You will be asked to show your passport and a copy will be taken at check in to confirm identity and to check visa rights to work in Australia, however passports should not be kept for any other reason. All employers will require a copy of your Visa Entitlements to Work (accessed easily by the “My Vevo” app and a copy of your passport for proof if identity.
Most hostels in the region charge between 1-2 weeks rent plus a bond in advance at check in. Rent is generally paid 1 week in advance after that. Bonds (or security deposits) are retained by the hostel and will be refunded when you leave as long as bond conditions have been met. Bond conditions should be provided to you at check in outlining the reasons why you may lose some or all of your bond.
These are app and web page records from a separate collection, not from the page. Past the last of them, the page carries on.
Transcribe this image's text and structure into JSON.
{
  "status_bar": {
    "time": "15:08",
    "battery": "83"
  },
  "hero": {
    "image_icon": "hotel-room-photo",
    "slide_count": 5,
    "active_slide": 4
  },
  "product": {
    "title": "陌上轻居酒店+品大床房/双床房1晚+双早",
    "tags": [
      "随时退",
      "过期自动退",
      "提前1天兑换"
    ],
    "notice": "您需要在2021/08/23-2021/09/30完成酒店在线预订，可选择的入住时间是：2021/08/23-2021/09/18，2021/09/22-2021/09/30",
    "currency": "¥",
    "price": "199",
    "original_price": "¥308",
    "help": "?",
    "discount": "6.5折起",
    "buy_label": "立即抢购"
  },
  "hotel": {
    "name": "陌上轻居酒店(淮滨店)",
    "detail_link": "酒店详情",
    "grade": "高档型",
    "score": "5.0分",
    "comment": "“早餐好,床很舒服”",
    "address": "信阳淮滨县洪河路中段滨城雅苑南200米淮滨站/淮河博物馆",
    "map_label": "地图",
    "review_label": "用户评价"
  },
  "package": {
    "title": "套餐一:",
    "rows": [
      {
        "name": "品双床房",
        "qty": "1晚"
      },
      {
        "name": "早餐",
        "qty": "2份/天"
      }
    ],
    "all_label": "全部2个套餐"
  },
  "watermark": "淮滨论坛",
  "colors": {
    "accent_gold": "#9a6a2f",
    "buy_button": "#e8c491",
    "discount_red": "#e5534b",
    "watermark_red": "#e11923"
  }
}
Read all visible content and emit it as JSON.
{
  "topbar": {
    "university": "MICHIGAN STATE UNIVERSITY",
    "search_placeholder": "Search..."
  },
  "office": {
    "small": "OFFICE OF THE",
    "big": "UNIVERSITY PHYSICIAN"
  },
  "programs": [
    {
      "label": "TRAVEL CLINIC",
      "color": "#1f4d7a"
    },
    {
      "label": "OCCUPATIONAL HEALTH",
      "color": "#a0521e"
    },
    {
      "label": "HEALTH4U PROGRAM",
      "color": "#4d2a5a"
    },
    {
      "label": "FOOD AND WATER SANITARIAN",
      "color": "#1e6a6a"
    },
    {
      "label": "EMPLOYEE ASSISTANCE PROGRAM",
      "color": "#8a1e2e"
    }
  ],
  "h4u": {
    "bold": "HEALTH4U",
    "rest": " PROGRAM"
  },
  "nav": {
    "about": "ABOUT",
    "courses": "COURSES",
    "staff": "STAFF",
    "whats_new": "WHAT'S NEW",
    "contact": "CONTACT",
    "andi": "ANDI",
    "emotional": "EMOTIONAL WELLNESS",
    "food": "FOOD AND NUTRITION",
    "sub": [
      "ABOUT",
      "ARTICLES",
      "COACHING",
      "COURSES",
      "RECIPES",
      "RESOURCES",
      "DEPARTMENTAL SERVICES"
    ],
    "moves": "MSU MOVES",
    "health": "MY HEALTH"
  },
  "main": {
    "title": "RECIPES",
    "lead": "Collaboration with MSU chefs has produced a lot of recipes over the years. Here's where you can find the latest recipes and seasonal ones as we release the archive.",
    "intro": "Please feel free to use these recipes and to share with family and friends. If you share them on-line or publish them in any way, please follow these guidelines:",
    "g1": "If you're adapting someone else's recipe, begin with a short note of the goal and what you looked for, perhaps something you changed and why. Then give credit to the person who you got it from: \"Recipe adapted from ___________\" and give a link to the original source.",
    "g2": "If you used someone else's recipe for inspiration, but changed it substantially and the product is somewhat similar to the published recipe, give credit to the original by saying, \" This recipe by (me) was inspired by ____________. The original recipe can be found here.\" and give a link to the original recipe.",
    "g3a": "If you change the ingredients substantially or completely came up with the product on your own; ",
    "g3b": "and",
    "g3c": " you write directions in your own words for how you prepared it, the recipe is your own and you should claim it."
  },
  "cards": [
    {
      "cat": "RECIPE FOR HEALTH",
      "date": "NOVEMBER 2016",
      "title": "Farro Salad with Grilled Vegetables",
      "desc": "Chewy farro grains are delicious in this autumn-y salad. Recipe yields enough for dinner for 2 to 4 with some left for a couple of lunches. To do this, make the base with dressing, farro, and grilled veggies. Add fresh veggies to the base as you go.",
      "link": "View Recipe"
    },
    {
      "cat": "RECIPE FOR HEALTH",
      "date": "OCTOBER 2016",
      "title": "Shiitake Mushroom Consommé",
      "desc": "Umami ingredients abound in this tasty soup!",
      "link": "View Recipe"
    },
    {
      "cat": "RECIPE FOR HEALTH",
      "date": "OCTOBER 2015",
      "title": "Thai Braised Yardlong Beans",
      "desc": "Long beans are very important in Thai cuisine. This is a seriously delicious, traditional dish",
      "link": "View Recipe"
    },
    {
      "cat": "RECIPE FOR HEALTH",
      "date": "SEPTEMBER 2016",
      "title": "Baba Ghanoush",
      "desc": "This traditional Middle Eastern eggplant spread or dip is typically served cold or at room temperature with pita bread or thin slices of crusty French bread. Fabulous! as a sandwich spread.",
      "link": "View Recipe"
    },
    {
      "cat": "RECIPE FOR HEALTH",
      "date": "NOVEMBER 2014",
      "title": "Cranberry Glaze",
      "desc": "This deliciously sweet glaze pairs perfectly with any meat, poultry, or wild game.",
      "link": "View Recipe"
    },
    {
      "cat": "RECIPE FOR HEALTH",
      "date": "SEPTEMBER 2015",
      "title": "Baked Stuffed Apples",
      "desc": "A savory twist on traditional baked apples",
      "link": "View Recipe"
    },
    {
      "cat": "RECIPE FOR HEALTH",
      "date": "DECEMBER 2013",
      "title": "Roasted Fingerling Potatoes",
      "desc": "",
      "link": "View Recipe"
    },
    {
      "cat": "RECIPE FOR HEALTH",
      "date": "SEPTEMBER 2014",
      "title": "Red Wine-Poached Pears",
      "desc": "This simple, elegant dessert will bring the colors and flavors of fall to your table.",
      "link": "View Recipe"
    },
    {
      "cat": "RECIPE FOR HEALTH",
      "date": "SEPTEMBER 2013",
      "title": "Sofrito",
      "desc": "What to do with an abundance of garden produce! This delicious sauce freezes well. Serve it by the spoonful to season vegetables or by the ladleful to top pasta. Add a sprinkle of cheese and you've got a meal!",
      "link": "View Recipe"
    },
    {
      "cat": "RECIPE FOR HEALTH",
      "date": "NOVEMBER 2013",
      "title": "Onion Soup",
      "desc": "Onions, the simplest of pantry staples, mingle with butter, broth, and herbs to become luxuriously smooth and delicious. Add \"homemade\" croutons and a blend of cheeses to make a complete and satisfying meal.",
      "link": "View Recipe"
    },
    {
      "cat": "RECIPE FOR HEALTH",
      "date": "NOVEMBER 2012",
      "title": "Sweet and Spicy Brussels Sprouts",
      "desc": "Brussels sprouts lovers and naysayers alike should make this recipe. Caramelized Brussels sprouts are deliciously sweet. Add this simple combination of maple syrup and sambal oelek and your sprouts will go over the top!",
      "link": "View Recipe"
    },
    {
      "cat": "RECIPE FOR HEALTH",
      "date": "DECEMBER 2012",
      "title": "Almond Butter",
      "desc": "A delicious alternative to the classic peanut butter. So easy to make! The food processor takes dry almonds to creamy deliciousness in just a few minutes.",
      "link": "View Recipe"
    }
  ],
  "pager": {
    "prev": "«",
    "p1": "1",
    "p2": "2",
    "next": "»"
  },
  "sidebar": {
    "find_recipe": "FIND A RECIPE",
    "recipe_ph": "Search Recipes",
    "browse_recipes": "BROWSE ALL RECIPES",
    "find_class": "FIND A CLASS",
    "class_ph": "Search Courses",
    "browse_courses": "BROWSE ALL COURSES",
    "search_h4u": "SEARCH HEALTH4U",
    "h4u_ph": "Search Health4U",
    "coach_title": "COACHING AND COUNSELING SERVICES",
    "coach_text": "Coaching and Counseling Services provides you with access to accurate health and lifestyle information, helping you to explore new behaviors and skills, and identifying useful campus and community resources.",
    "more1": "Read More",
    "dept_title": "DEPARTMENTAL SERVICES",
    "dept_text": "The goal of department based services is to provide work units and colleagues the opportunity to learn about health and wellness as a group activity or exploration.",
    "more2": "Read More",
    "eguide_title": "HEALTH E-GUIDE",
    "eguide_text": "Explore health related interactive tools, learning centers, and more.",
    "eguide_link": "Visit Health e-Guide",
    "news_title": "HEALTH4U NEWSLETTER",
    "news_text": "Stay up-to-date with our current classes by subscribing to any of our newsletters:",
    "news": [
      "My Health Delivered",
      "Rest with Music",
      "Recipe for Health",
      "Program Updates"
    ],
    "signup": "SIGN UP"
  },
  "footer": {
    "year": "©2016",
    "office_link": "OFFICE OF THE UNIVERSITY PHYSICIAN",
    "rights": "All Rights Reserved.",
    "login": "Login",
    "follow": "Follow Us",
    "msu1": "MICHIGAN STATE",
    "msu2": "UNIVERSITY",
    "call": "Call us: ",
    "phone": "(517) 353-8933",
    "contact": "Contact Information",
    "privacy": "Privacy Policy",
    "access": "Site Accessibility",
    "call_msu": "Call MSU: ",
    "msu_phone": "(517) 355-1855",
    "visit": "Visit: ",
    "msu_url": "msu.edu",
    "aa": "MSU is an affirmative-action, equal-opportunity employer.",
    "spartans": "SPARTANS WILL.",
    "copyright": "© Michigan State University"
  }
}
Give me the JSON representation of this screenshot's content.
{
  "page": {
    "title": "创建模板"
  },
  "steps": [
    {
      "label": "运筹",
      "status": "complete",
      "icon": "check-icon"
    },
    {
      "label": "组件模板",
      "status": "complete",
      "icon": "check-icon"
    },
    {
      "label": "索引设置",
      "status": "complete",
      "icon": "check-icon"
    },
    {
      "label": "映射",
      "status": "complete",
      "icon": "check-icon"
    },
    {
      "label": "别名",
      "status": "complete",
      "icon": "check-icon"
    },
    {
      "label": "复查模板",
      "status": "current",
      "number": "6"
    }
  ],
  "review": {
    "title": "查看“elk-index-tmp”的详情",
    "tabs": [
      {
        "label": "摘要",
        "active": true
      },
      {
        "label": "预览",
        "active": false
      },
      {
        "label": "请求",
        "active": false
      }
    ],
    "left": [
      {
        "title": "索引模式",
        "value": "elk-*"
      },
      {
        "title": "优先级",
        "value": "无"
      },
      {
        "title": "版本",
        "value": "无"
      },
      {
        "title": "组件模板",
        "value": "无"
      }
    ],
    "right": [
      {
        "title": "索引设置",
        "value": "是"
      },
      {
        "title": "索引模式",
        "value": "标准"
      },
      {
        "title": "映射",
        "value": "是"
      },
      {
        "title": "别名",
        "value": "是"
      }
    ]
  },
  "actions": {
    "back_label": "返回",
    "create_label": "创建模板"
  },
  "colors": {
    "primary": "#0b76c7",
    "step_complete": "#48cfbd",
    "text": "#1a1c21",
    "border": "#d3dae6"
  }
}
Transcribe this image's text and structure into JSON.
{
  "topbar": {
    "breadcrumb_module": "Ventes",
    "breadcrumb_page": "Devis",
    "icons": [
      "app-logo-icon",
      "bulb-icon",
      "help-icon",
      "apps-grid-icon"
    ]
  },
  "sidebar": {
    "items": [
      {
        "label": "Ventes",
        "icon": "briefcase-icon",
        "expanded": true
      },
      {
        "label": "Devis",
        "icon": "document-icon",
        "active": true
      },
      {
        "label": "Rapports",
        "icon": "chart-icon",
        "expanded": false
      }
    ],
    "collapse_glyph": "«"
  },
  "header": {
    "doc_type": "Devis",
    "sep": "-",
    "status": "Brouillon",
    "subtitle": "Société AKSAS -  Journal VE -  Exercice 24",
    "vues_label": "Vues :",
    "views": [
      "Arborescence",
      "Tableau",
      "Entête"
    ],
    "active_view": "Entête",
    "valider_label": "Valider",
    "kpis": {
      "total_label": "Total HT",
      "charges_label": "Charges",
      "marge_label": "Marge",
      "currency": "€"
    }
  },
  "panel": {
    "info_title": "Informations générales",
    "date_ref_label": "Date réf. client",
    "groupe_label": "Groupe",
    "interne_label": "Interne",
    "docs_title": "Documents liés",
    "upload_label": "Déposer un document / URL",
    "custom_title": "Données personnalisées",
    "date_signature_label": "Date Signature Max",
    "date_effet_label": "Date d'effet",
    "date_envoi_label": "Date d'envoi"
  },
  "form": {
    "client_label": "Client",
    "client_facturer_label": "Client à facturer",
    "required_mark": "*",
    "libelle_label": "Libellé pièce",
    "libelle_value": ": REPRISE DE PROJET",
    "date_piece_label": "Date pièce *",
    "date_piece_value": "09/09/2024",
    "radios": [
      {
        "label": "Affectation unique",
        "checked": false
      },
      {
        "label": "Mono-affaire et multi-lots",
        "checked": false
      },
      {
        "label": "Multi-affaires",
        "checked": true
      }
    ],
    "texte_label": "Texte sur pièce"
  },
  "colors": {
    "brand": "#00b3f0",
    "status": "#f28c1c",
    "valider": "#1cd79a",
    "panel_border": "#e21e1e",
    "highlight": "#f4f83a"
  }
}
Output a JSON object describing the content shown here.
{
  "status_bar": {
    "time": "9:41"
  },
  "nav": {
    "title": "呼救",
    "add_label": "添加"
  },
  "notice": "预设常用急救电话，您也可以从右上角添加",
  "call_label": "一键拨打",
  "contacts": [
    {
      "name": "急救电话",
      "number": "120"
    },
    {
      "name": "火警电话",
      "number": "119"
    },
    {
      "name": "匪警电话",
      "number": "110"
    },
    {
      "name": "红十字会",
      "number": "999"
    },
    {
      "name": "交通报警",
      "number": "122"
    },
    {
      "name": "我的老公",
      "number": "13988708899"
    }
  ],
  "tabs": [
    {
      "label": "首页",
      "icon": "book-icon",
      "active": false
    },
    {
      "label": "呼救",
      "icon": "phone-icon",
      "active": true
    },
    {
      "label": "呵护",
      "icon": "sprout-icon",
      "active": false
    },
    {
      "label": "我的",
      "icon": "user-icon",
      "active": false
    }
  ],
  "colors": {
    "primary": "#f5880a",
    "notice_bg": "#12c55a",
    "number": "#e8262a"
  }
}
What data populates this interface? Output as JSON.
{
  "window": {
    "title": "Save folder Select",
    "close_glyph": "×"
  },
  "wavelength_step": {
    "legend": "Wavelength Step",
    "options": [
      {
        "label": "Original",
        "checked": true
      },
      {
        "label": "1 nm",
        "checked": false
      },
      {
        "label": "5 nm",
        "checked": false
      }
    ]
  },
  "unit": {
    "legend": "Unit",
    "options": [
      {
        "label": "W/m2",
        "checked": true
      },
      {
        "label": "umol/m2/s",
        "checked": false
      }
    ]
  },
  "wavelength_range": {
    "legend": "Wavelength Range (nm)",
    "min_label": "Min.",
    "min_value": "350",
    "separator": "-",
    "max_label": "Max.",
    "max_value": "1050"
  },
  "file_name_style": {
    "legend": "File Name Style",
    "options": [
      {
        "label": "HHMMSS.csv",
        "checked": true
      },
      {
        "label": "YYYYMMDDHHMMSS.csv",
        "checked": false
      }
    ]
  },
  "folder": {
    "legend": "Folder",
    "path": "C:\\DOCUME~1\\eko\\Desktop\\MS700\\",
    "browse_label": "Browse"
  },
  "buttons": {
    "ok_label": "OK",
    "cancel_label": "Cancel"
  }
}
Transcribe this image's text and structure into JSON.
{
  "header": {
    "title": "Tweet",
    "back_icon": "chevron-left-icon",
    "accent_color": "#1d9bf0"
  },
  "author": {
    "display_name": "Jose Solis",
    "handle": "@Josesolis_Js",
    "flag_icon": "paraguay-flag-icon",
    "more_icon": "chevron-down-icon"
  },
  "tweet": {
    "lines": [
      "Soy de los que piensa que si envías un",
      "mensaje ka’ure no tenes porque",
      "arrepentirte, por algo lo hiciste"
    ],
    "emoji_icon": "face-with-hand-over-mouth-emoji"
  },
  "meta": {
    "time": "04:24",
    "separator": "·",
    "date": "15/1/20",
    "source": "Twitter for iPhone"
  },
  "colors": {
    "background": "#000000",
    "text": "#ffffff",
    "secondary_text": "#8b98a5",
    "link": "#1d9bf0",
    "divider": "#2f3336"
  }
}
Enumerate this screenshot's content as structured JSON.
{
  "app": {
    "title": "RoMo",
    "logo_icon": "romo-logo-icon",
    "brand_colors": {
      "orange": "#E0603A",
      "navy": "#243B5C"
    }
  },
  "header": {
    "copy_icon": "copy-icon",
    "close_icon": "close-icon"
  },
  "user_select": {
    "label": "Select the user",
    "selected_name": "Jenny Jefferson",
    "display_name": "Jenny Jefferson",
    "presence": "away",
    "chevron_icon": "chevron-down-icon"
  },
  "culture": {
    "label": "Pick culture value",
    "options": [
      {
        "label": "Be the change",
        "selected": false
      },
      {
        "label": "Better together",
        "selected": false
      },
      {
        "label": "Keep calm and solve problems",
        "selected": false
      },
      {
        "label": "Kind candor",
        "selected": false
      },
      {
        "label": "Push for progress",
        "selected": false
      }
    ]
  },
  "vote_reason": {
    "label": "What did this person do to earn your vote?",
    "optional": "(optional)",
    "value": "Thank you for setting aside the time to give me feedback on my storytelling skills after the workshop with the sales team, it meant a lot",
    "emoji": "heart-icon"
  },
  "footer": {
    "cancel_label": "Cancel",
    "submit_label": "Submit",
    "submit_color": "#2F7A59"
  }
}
Most hostels will ask for 1 weeks’ notice if you are leaving. Check the bond and rent conditions when you arrive. Do you agree with the bond conditions and understand the reasons why bond may be retained? Will you get your bond and rent paid in advance back if you have to leave earlier than planned.
Work in horticulture can vary due to many factors that affect harvest conditions. Make sure you have enough money saved in case work is cancelled or delayed for any reason. Remember, even if you start work the day after you arrive, you won’t get paid until the following week or later if the employer has a 2 weekly pay cycle.
You don’t have to check in if you are not happy with the room, services, hostel rules and work availability of the accommodation provider.
In order to start work, you’ll need an Australian bank account, superannuation number, and tax file number ready to provide to your employer at the time you commence employment. Also make sure you understand the pay and entitlements under the employment agreement you have been given – if you do not understand your pay and entitlements ask your employer for more information before starting work
Take a hat, sun protective clothing, sun block, and at least 4 litres of water to work with you. Heat stress in the warmer months is a major safety concern. Always let your supervisor know if you are not feeling well at work.
Ensure you have enough food for your rostered shift.
Let someone know if you are concerned about your workplace – you can talk to your supervisor or the farm Manager/Owner or let your hostel or the Bundaberg Hostel Association know if you need assistance.